Monday, January 25, 2016

"Boston Accent": Thank you, Seth Meyers. This is hilarious.


A few weeks back, I saw the movie Spotlight (which tells the story of the Boston Globe's excellent work uncovering the Catholic Church pedophilia scandal). I went with my sister Kath and her husband, Rick. We all came away saying that we thought the movie was very good, the acting great, etc. And, since we're locals, we soon segued into the accents, which we deemed generally acceptable -possibly because none of the actors were caught out (as Jack Nicholoson was in The Departed) trying too hard to get it right (and failing miserably).

Because this is what Bostonians do when we see a movie set in our town: we critique the accents. 

Of course, we expect Matt Damon, Ben Affleck, and Mark Wahlberg to get it right: they're from here. And then there are the pleasant surprises: Leo DiCaprio in The Departed; Johnny Depp in Black Mass. 

But as often as not, the accents are dreadful, and we become connoisseurs.

Do people from other regions do the same thing? I think Da Bulls and Da Bears guys from SNL nailed the Chicago accent, as did the guys on the plane in the Discount Doublechek ad. But what do I know? I grew up listening to my Chicago-bred mother tell us that Chicago speech was accentless, considered the purest of pure American way of speaking. All news anchors, we were told, aspired to speak Chicago. 

My mother's defense of the Chicagoan way of talking was at such odds with how I experienced the Chicago way of talking. (Ahh-nest ta Pete, whenever one of my Chicago relatives opened their mouth, what I heard was a variation of Da Bulls and Da Bears.)

I actually hope that regional accents never die out. They're fun and they're entertaining - as long as you avoid the trap of letting yourself sound like a moron. Which is, admittedly, easy enough to do if you're brought up speaking a variation of Massachusetts English. (Having grown up in the Haht a the Cawminwealth - that is, Wuhsta/Worcester - I have to admit that, sometimes, I don't know accent-wise whethah I'm goin' or comin'. Mostly, having grown up in a bi-accent family (my mother's Chicago accent tempering my father's Worcester boy), I never had an especially strong Worcester accent - which is quite similar to the dumb-bunny accent most closely associated with Boston. Not to mention that, over time, both consciously and unconsciously, I chose to not speak Worcester. When I'm tired, or excited, or pissed off, I sometimes do find myself fallin back into it.And I can definitely turn it on on demand, which is kinda wickid awesome. 

Someone else who can really turn it on is comedian Seth Meyers. And why not? He may have been born in Evanston, Illinois, but he spent quite a bit of his childhood in New Hampshire.

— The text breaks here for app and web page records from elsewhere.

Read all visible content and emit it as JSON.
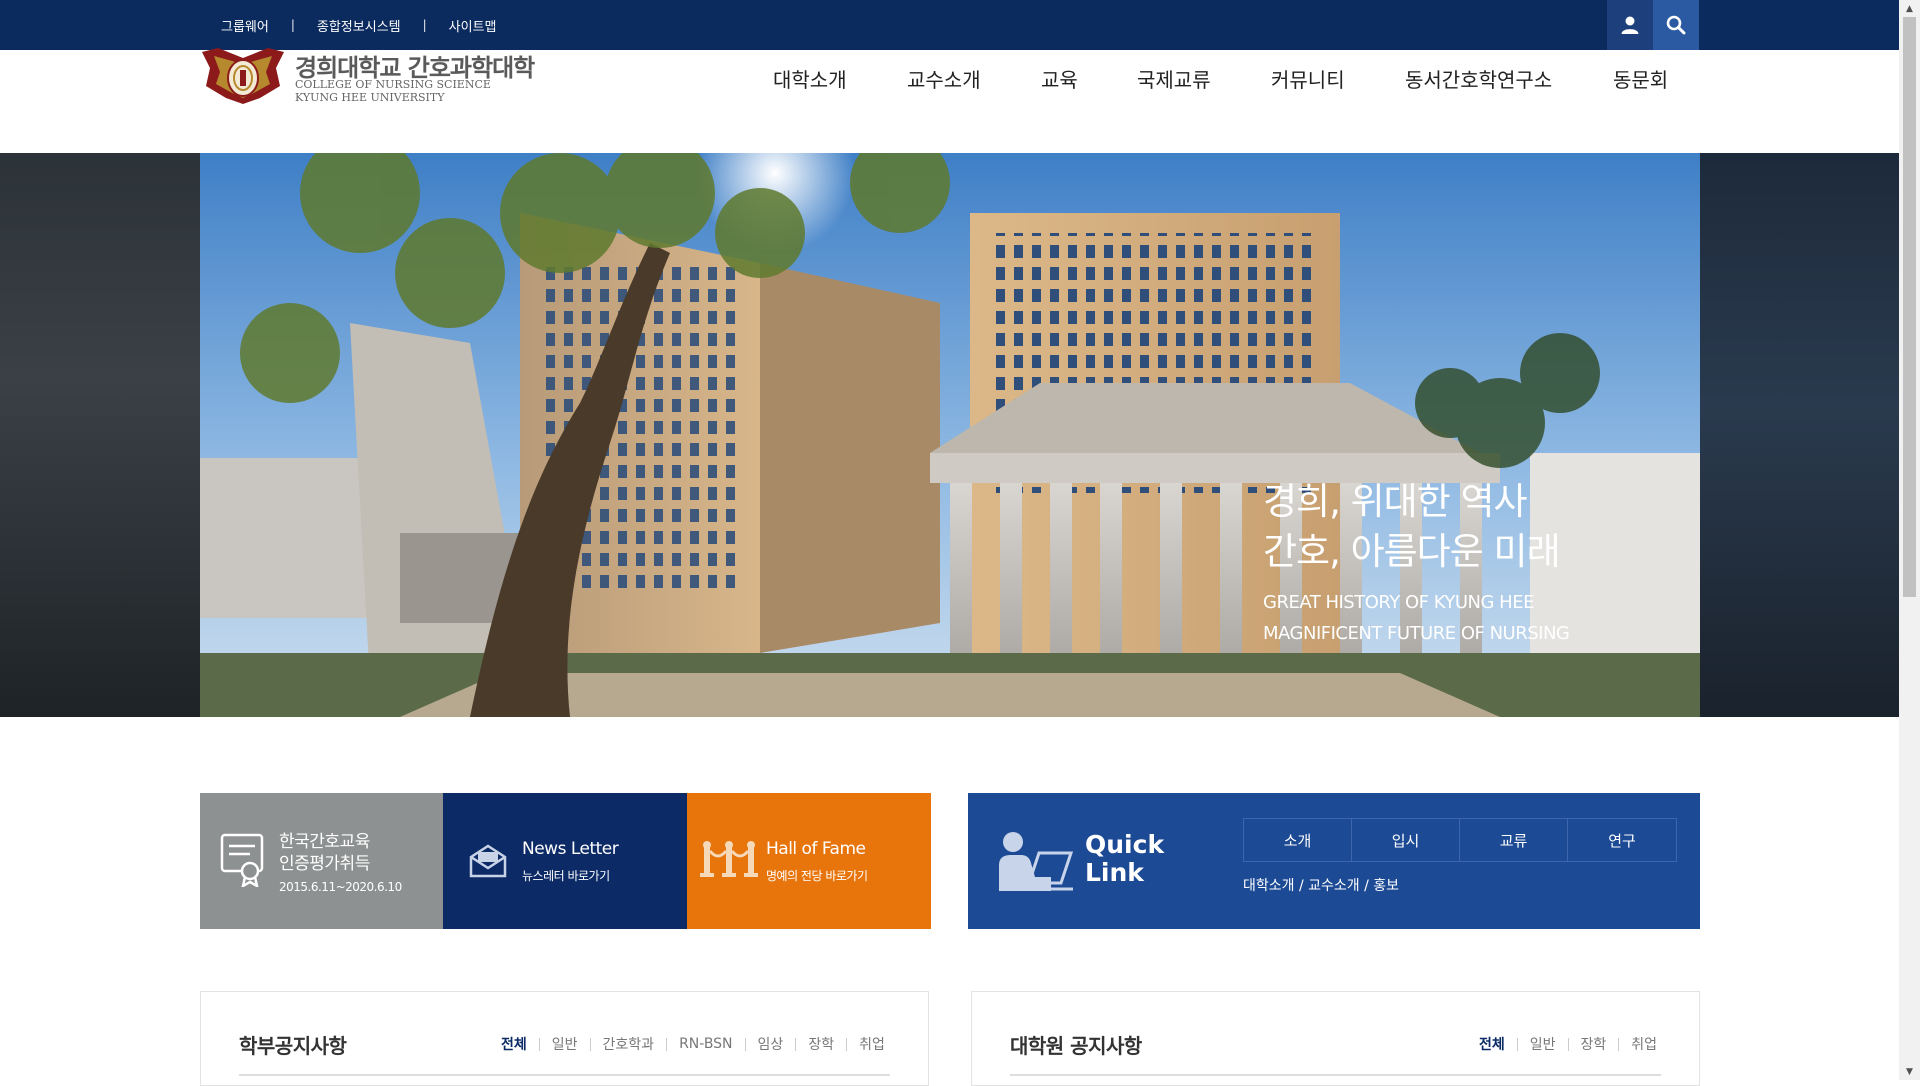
{
  "utility_bar": {
    "links": [
      "그룹웨어",
      "종합정보시스템",
      "사이트맵"
    ],
    "separator": "|"
  },
  "icons": {
    "user": "user-icon",
    "search": "search-icon"
  },
  "logo": {
    "title": "경희대학교 간호과학대학",
    "subtitle_line1": "COLLEGE OF NURSING SCIENCE",
    "subtitle_line2": "KYUNG HEE UNIVERSITY"
  },
  "nav": {
    "items": [
      "대학소개",
      "교수소개",
      "교육",
      "국제교류",
      "커뮤니티",
      "동서간호학연구소",
      "동문회"
    ]
  },
  "hero": {
    "ko_line1": "경희, 위대한 역사",
    "ko_line2": "간호, 아름다운 미래",
    "en_line1": "GREAT HISTORY OF KYUNG HEE",
    "en_line2": "MAGNIFICENT FUTURE OF NURSING"
  },
  "cards": {
    "cert": {
      "title_line1": "한국간호교육",
      "title_line2": "인증평가취득",
      "dates": "2015.6.11~2020.6.10",
      "color": "#8e9191"
    },
    "news": {
      "title": "News Letter",
      "sub": "뉴스레터 바로가기",
      "color": "#0b2a66"
    },
    "fame": {
      "title": "Hall of Fame",
      "sub": "명예의 전당 바로가기",
      "color": "#e8750c"
    }
  },
  "quick_link": {
    "title_line1": "Quick",
    "title_line2": "Link",
    "tabs": [
      "소개",
      "입시",
      "교류",
      "연구"
    ],
    "links": "대학소개 / 교수소개 / 홍보",
    "color": "#1c4a94"
  },
  "notice_undergrad": {
    "title": "학부공지사항",
    "tabs": [
      "전체",
      "일반",
      "간호학과",
      "RN-BSN",
      "임상",
      "장학",
      "취업"
    ]
  },
  "notice_grad": {
    "title": "대학원 공지사항",
    "tabs": [
      "전체",
      "일반",
      "장학",
      "취업"
    ]
  },
  "colors": {
    "topbar": "#0b2a5e",
    "accent_orange": "#e8750c",
    "navy": "#0b2a66"
  }
}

Seth demonstrates his linguistic abilities in a quite funny parody trailer for a non-movie: Boston Accent.  Here's the trailer:


And here's the URL, if that doesn't work.

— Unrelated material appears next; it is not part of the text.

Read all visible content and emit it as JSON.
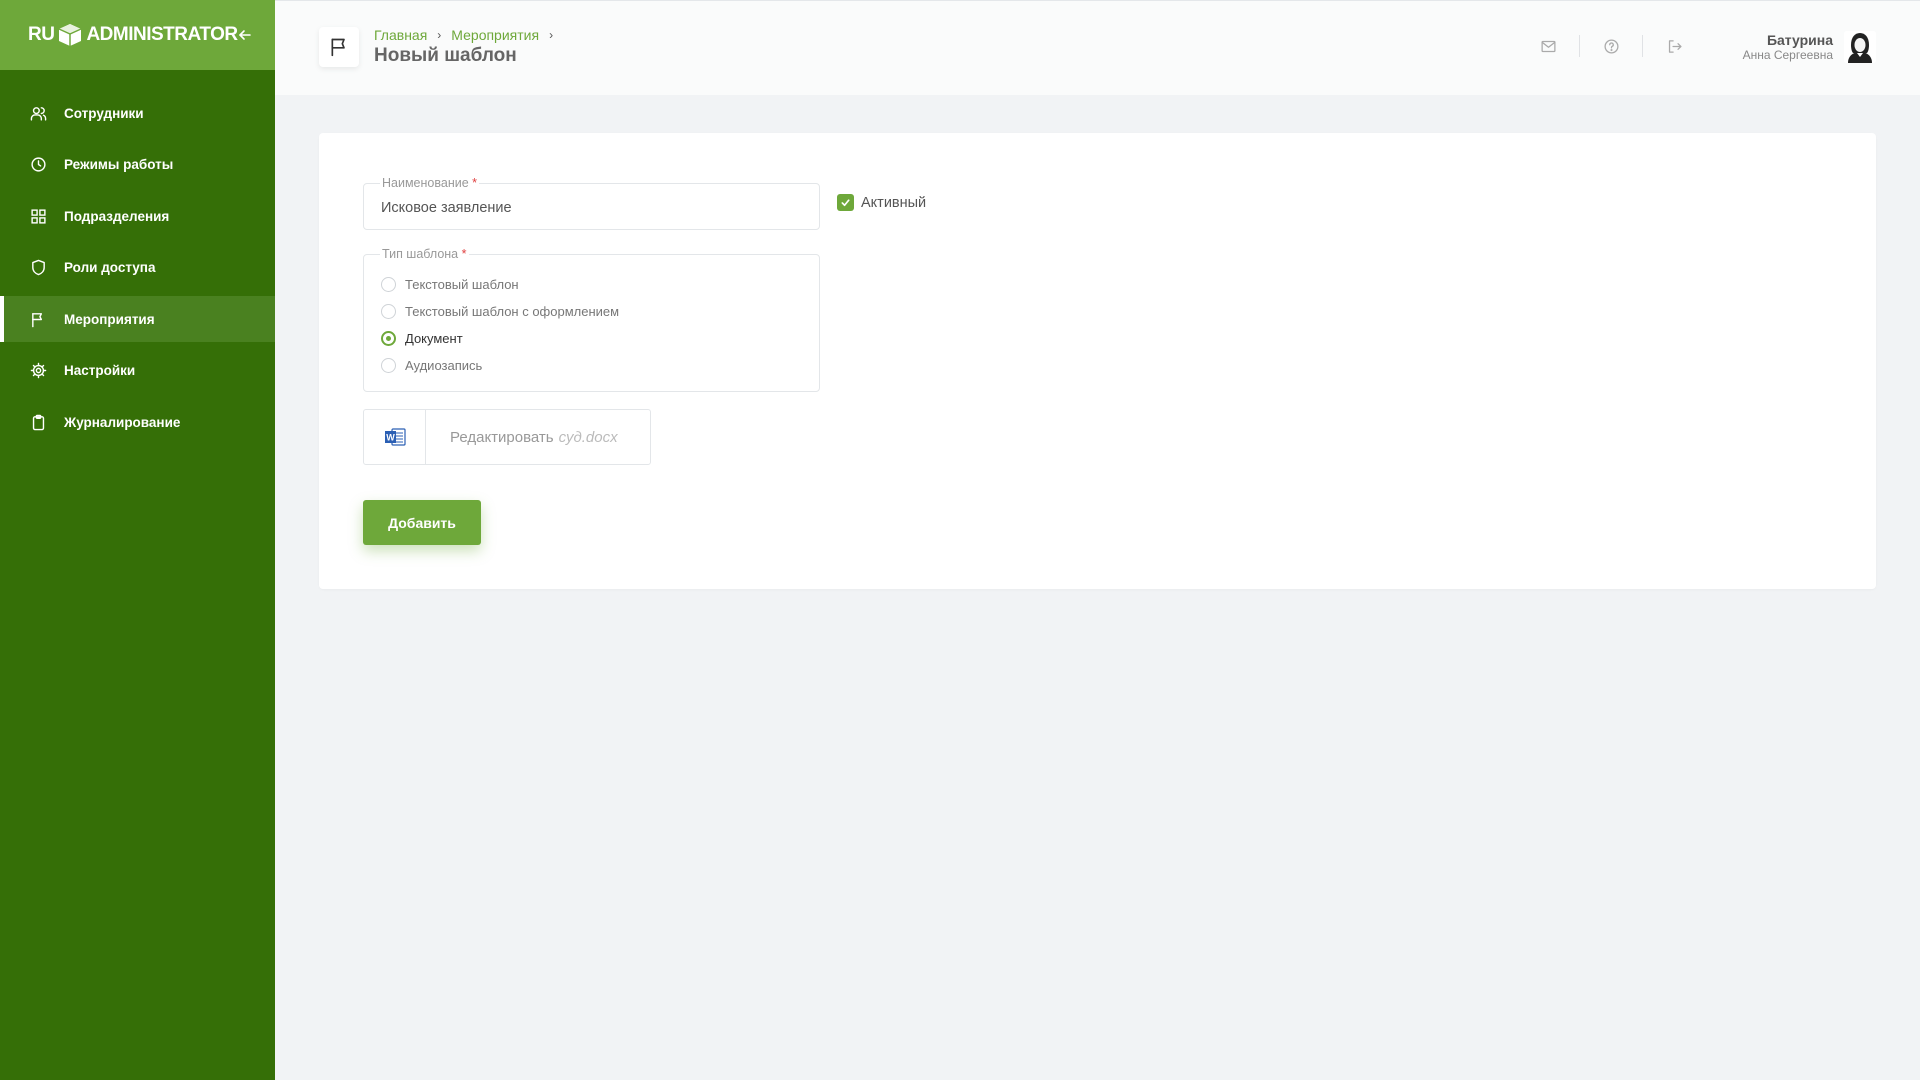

Even if you're not from Boston, it's worth sitting through the Febreeze or FIOS or whatever ad gets in your way.

Meyers doesn't just have fun with the Boston accent - and our local obsession with how it's portrayed - he also takes on the tropes of the Boston movies which have become such cinematic staples since Good Will Hunting hit the screen nearly twenty years back. Unlike most (but not all) of the movies set in Boston, Good Will Hunting has romance rather than violence. But it does feature Red Sox talk and South Boston idiots. So it's all good.

Anyway, I much enjoyed Boston Accent, as well as some of the comments on the YouTube page. Including those from folks who insist, for some reason that I can't fathom, that Bostononians pronounce the name of our fair city as "Bahstan", when anyone who's spent more than a nano-second here knows that it's "Bawstin." Sheesh...




3 comments:

Frederick Wright said...

I think the biggest problem that I have with representations of Boston's accent in movies is the fact they never take social class into account. They just assume that everyone, regardless of educational background, has this same broad, non-rhotic accent. I may have been born and raised here, but by age 17 I had studied five languages and traveled extensively abroad, by 30 I had lived in a dozen countries or more. Same for members of my family and inner circle of friends, all of whom live in Boston or surrounding areas and none of whom have any recognizable accent.

Maureen Rogers said...

Frederick - Excellent point. The accent considered most Boston-like is the blue collar/working class guy accent - not the accent of an educated person from these environs. Most people I know do have some distinctive pronunciations, but nothing like those of Sully-in-the-Red-Sox cap. Meanwhile, did you ever come across anyone other than the Kennedys who spoke like the Kennedys? Where did THAT come from?

Frederick Wright said...

Maureen - aside from Mayor Quimby and Katherine Hepburn, no I have not heard a lot of the Kennedy accent.